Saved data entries
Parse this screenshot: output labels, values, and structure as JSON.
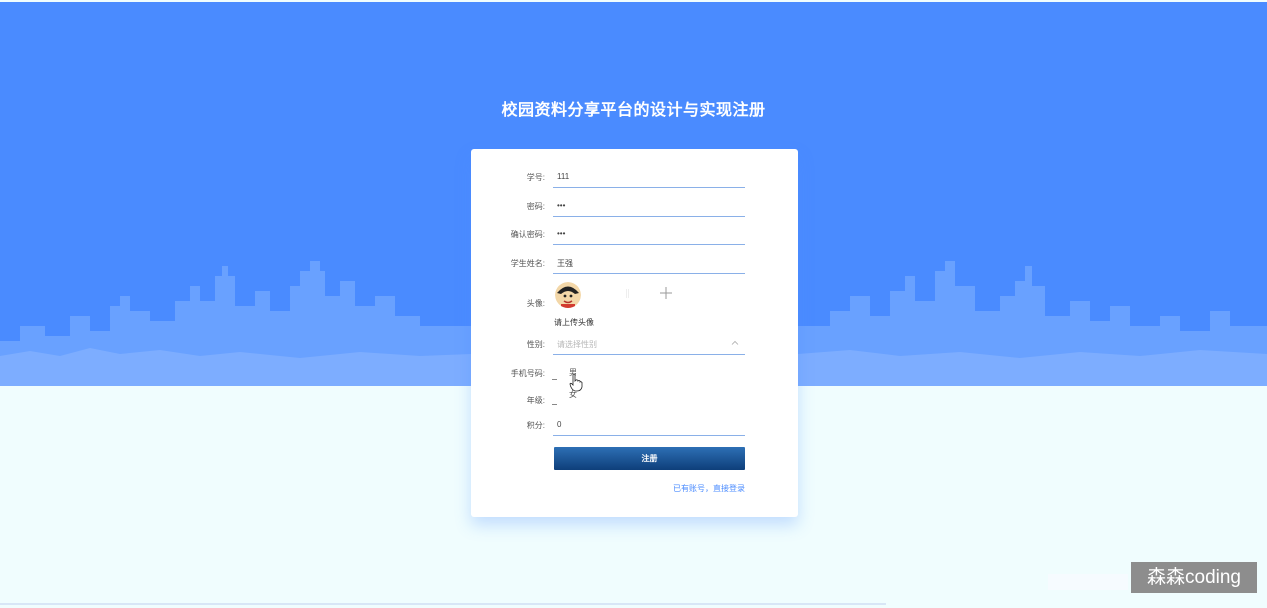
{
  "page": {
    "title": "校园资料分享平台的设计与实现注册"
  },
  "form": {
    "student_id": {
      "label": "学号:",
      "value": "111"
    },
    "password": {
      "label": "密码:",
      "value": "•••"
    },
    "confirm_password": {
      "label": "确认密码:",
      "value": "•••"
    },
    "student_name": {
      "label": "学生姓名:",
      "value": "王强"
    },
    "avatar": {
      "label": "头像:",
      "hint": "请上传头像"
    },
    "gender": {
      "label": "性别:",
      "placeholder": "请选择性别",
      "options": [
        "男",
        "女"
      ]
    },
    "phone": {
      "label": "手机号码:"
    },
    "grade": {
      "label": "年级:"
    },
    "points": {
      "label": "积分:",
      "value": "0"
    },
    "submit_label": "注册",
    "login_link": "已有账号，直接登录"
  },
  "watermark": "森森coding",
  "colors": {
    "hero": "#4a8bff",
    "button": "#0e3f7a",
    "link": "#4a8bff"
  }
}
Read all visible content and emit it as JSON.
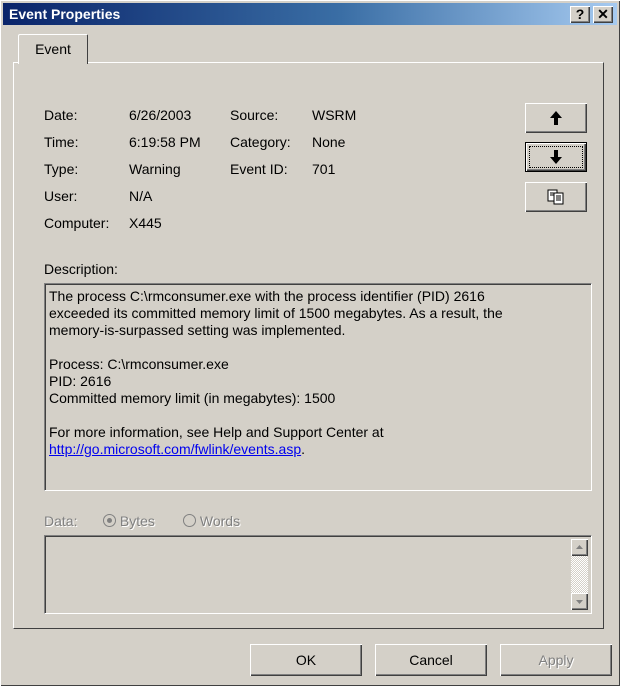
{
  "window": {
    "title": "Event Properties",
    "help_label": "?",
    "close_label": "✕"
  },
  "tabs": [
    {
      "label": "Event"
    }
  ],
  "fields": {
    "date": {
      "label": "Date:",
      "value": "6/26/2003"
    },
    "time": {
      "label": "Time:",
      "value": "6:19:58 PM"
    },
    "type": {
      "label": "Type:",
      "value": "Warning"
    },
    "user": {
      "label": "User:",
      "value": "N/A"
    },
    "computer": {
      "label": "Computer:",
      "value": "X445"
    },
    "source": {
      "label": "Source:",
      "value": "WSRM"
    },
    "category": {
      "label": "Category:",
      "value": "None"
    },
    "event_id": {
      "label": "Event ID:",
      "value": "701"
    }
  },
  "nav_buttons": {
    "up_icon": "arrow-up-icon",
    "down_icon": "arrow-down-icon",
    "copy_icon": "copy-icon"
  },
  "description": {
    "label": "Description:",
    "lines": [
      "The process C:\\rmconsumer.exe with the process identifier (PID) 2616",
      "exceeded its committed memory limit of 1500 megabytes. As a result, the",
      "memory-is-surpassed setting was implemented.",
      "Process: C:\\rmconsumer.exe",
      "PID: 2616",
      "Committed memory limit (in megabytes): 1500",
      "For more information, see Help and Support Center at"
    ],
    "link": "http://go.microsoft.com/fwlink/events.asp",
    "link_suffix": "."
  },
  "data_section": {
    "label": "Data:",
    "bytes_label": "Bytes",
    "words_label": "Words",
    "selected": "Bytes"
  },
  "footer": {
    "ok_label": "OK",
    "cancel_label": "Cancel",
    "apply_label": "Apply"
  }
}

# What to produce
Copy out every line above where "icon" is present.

# Exercise response
    "up_icon": "arrow-up-icon",
    "down_icon": "arrow-down-icon",
    "copy_icon": "copy-icon"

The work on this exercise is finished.